Our audience included several former students in my classes and private studio, including one woman who was visiting from Cairo!  We all sang the Beatles’ “In My Life” together after Louise Grasmere and I had put our marks on it, as well as some improv and “Bye Bye Love”.  It was a love fest, and it was a terrific way for me to honor the spirit of the school that I enjoyed so much all these years.

COZZOLANI!  This magnificent composer–a 17th century nun–has been a labor of love and delight for my colleagues on the West Coast for many years–stretching back for me to 1999.  I just received my copy of the final CD in the set of her complete works, performed as she heard them, with women’s voices.  I must admit I forgot about some of the chamber works I recorded in 2002 and even some in 2010, shortly before my mom died.  But hearing these again brings me such joy, and I am giving a small sample here.  I’m not on every track, but the funniest part is sometimes I do not recognize myself!  My wife does, though.  “Honey, that’s you.”  Oh yeah.  I was just grooving on the music.

I am also happy to read Warren Stewart’s dedication to Judith Nelson, who died last year.  It was Judy who brought Chiara Margarita Cozzolani to Warren’s attention, and I sang my first concert of her works with Judy; she on top soprano and me on the very bottom of the 8-woman ensemble.  Judy had me over to tea in 1985, before I went to study in Europe, and said to me “Don’t let anybody tell you can’t use your vibrato.  You can quote me.”  A wonderful artist who pioneered early music singing style.

NEW STUDIO!  I have a new teaching studio in Arlington Center, starting in September.  Lessons will be offered on Mondays all day and Thursday evenings.  Of course the Jamaica Plain studio is going strong (Tuesdays and Fridays), as is the New England Conservatory (Wednesdays).  I’m offering an adult education class on Handel this fall at NEC on Wednesday nights.     http://necmusic.edu/ce/voice-opera

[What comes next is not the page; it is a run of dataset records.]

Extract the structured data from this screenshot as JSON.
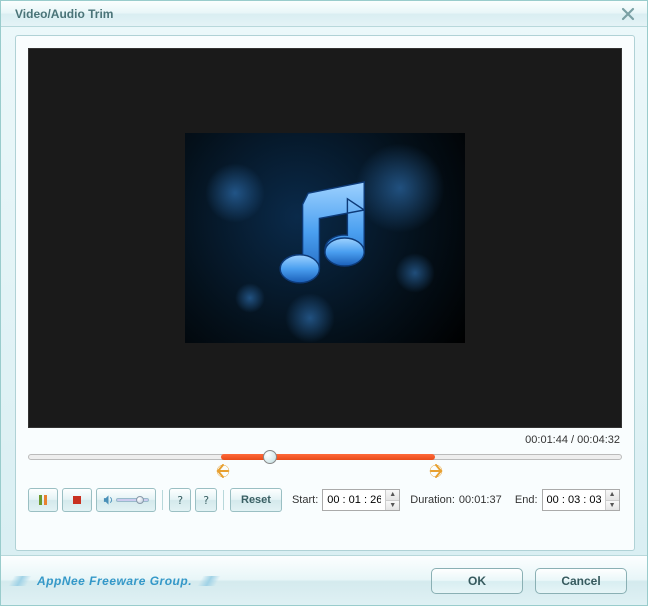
{
  "window": {
    "title": "Video/Audio Trim"
  },
  "playback": {
    "current": "00:01:44",
    "total": "00:04:32"
  },
  "controls": {
    "bracket_left": "?",
    "bracket_right": "?",
    "reset": "Reset"
  },
  "labels": {
    "start": "Start:",
    "duration": "Duration:",
    "end": "End:"
  },
  "values": {
    "start": "00 : 01 : 26",
    "duration": "00:01:37",
    "end": "00 : 03 : 03"
  },
  "footer": {
    "watermark": "AppNee Freeware Group.",
    "ok": "OK",
    "cancel": "Cancel"
  },
  "icons": {
    "close": "close-icon",
    "play_pause": "pause-icon",
    "stop": "stop-icon",
    "volume": "speaker-icon",
    "music_note": "music-note-icon"
  }
}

If you want to discuss lessons or classes with me for the fall, press the contact button!

Fruits of many seasons continue to ripen.  May yours do the same.